-- Task item --
Without the pictures, output the records below word for word.

-- Items from an interface collection --
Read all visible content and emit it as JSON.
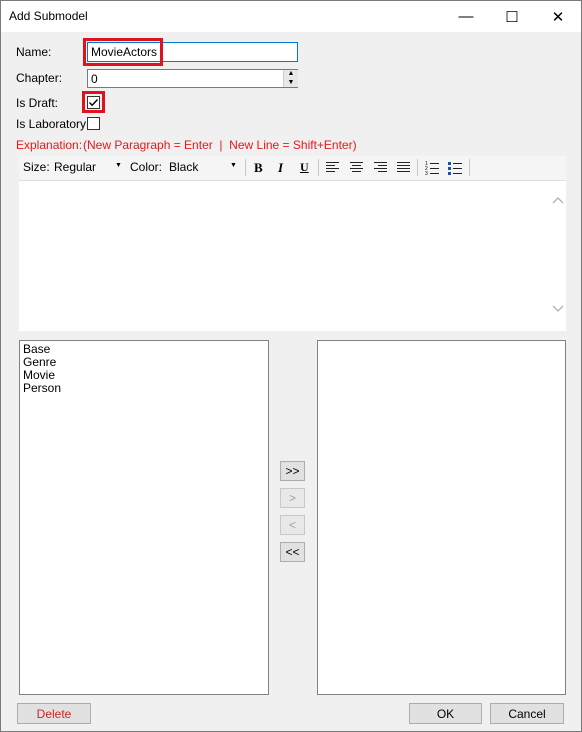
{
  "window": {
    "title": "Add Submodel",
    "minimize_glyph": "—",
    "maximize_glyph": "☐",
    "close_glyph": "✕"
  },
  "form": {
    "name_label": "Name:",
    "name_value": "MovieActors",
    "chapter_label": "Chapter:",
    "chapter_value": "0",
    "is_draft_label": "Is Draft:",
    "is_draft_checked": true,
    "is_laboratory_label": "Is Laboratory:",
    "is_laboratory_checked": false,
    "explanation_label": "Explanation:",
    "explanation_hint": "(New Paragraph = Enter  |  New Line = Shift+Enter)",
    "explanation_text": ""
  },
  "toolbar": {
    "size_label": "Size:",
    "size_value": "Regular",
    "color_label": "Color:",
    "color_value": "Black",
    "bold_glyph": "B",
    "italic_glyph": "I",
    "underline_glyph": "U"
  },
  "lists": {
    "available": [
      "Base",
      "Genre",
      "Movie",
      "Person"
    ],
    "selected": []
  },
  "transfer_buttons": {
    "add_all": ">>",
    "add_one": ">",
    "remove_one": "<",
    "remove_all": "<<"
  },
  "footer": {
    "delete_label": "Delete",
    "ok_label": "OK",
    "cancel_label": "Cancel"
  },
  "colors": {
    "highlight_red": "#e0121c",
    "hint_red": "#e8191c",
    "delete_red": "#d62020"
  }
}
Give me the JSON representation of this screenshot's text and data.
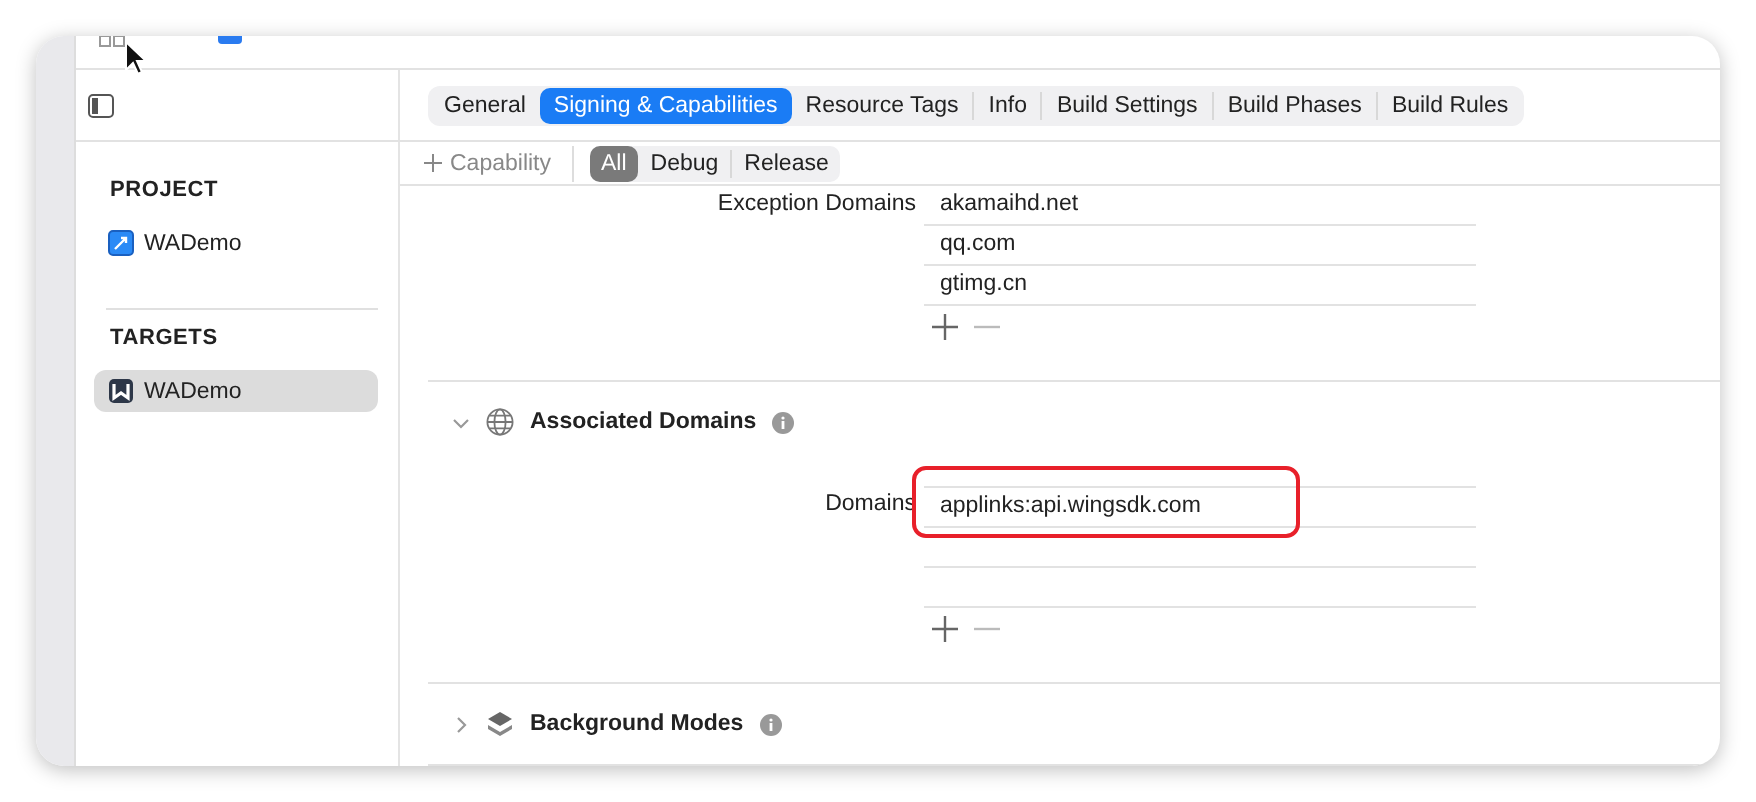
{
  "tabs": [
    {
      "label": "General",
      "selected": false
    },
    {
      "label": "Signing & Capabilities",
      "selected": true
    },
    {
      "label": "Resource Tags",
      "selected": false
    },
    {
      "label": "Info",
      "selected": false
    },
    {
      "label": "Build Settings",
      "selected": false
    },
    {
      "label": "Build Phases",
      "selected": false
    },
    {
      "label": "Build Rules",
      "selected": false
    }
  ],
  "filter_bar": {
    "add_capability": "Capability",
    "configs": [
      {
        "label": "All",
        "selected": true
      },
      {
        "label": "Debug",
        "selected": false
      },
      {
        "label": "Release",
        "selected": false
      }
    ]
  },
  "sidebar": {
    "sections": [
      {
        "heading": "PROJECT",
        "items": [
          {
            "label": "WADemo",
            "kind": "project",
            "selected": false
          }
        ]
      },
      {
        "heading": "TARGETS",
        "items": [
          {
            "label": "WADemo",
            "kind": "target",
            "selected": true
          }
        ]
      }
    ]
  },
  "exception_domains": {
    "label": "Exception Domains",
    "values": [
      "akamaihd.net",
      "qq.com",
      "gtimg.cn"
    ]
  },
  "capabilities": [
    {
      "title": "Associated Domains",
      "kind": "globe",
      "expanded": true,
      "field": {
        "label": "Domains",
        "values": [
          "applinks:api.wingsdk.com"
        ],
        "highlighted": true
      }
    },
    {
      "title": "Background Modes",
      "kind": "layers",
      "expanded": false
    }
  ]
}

-- Result for this exercise --
Read all visible content and emit it as JSON.
{
  "window": {
    "title": "Add Submodel",
    "minimize_glyph": "—",
    "maximize_glyph": "☐",
    "close_glyph": "✕"
  },
  "form": {
    "name_label": "Name:",
    "name_value": "MovieActors",
    "chapter_label": "Chapter:",
    "chapter_value": "0",
    "is_draft_label": "Is Draft:",
    "is_draft_checked": true,
    "is_laboratory_label": "Is Laboratory:",
    "is_laboratory_checked": false,
    "explanation_label": "Explanation:",
    "explanation_hint": "(New Paragraph = Enter  |  New Line = Shift+Enter)",
    "explanation_text": ""
  },
  "toolbar": {
    "size_label": "Size:",
    "size_value": "Regular",
    "color_label": "Color:",
    "color_value": "Black",
    "bold_glyph": "B",
    "italic_glyph": "I",
    "underline_glyph": "U"
  },
  "lists": {
    "available": [
      "Base",
      "Genre",
      "Movie",
      "Person"
    ],
    "selected": []
  },
  "transfer_buttons": {
    "add_all": ">>",
    "add_one": ">",
    "remove_one": "<",
    "remove_all": "<<"
  },
  "footer": {
    "delete_label": "Delete",
    "ok_label": "OK",
    "cancel_label": "Cancel"
  },
  "colors": {
    "highlight_red": "#e0121c",
    "hint_red": "#e8191c",
    "delete_red": "#d62020"
  }
}
Give me the JSON representation of this screenshot's text and data.
{
  "tabs": [
    {
      "label": "General",
      "selected": false
    },
    {
      "label": "Signing & Capabilities",
      "selected": true
    },
    {
      "label": "Resource Tags",
      "selected": false
    },
    {
      "label": "Info",
      "selected": false
    },
    {
      "label": "Build Settings",
      "selected": false
    },
    {
      "label": "Build Phases",
      "selected": false
    },
    {
      "label": "Build Rules",
      "selected": false
    }
  ],
  "filter_bar": {
    "add_capability": "Capability",
    "configs": [
      {
        "label": "All",
        "selected": true
      },
      {
        "label": "Debug",
        "selected": false
      },
      {
        "label": "Release",
        "selected": false
      }
    ]
  },
  "sidebar": {
    "sections": [
      {
        "heading": "PROJECT",
        "items": [
          {
            "label": "WADemo",
            "kind": "project",
            "selected": false
          }
        ]
      },
      {
        "heading": "TARGETS",
        "items": [
          {
            "label": "WADemo",
            "kind": "target",
            "selected": true
          }
        ]
      }
    ]
  },
  "exception_domains": {
    "label": "Exception Domains",
    "values": [
      "akamaihd.net",
      "qq.com",
      "gtimg.cn"
    ]
  },
  "capabilities": [
    {
      "title": "Associated Domains",
      "kind": "globe",
      "expanded": true,
      "field": {
        "label": "Domains",
        "values": [
          "applinks:api.wingsdk.com"
        ],
        "highlighted": true
      }
    },
    {
      "title": "Background Modes",
      "kind": "layers",
      "expanded": false
    }
  ]
}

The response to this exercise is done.